Yumeji Takehisa (1884-1934) and Kasho Takabatake (1888-1966) were two of Japan’s most prominent Taisho Era (1912-26) painters. Their depictions of women are distinct in style, featuring large eyes and slender figures, an aesthetic that was particularly admired at the time and became known as Taisho Romanticism.
As Japan modernized during the Showa Era (1926-1989), the role of women, inspired by European trends, gradually began to change, and many artists sought to portray this in their work. Alongside the paintings of Takehisa and Takabatake, the exhibition highlights other leading Taisho and Showa artists, including Shinsui Ito and Junichi Nakahara.
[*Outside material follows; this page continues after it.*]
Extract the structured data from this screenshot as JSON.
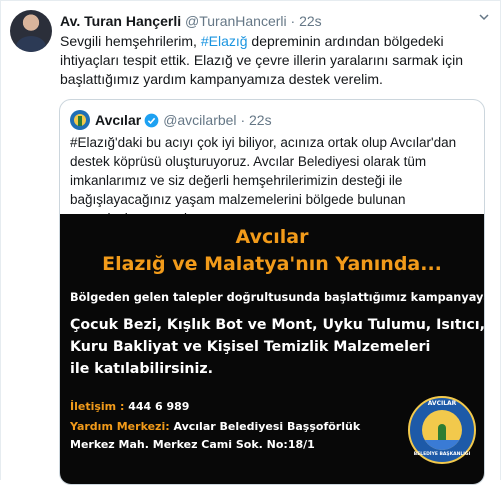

On display are 200 works, which include prints, illustrations and Japanese paintings; till Nov 11.
Yorozu Tetsugoro Museum; (0198) 42-4402; 5-135, Towachotsuchizawa, Hanamaki, Iwate; JR Kamaishi Line, Tsuchizawa Station. 8:30 a.m.-5 p.m. ¥600. Closed Mon. www.city.hanamaki.iwate.jp/sightseeing/yorozu.